- DATA:
***

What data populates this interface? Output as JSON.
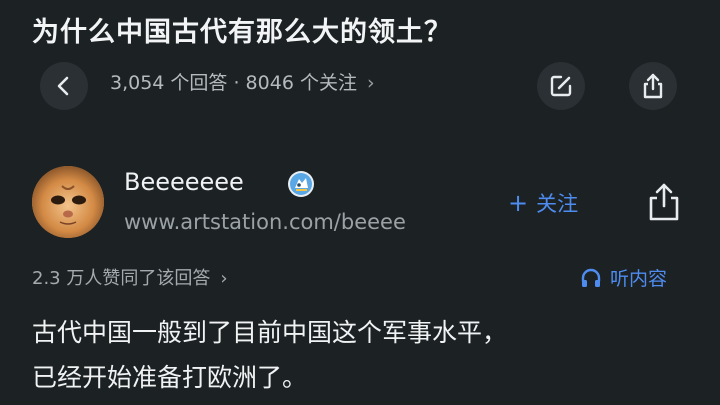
{
  "question": {
    "title": "为什么中国古代有那么大的领土？"
  },
  "stats": {
    "text": "3,054 个回答 · 8046 个关注",
    "chevron": "›"
  },
  "author": {
    "name": "Beeeeeee",
    "link": "www.artstation.com/beeee",
    "follow_label": "关注",
    "follow_icon": "+"
  },
  "agree": {
    "text": "2.3 万人赞同了该回答",
    "chevron": "›"
  },
  "listen": {
    "label": "听内容"
  },
  "answer": {
    "line1": "古代中国一般到了目前中国这个军事水平，",
    "line2": "已经开始准备打欧洲了。"
  },
  "icons": {
    "back": "chevron-left-icon",
    "edit": "edit-icon",
    "share": "share-icon",
    "verify": "verified-badge-icon",
    "headphones": "headphones-icon"
  },
  "colors": {
    "accent": "#4e8cf0",
    "background": "#1c2123"
  }
}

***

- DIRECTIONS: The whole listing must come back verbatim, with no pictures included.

- EXERCISE SOLUTION:
What data populates this interface? Output as JSON.
{
  "question": {
    "title": "为什么中国古代有那么大的领土？"
  },
  "stats": {
    "text": "3,054 个回答 · 8046 个关注",
    "chevron": "›"
  },
  "author": {
    "name": "Beeeeeee",
    "link": "www.artstation.com/beeee",
    "follow_label": "关注",
    "follow_icon": "+"
  },
  "agree": {
    "text": "2.3 万人赞同了该回答",
    "chevron": "›"
  },
  "listen": {
    "label": "听内容"
  },
  "answer": {
    "line1": "古代中国一般到了目前中国这个军事水平，",
    "line2": "已经开始准备打欧洲了。"
  },
  "icons": {
    "back": "chevron-left-icon",
    "edit": "edit-icon",
    "share": "share-icon",
    "verify": "verified-badge-icon",
    "headphones": "headphones-icon"
  },
  "colors": {
    "accent": "#4e8cf0",
    "background": "#1c2123"
  }
}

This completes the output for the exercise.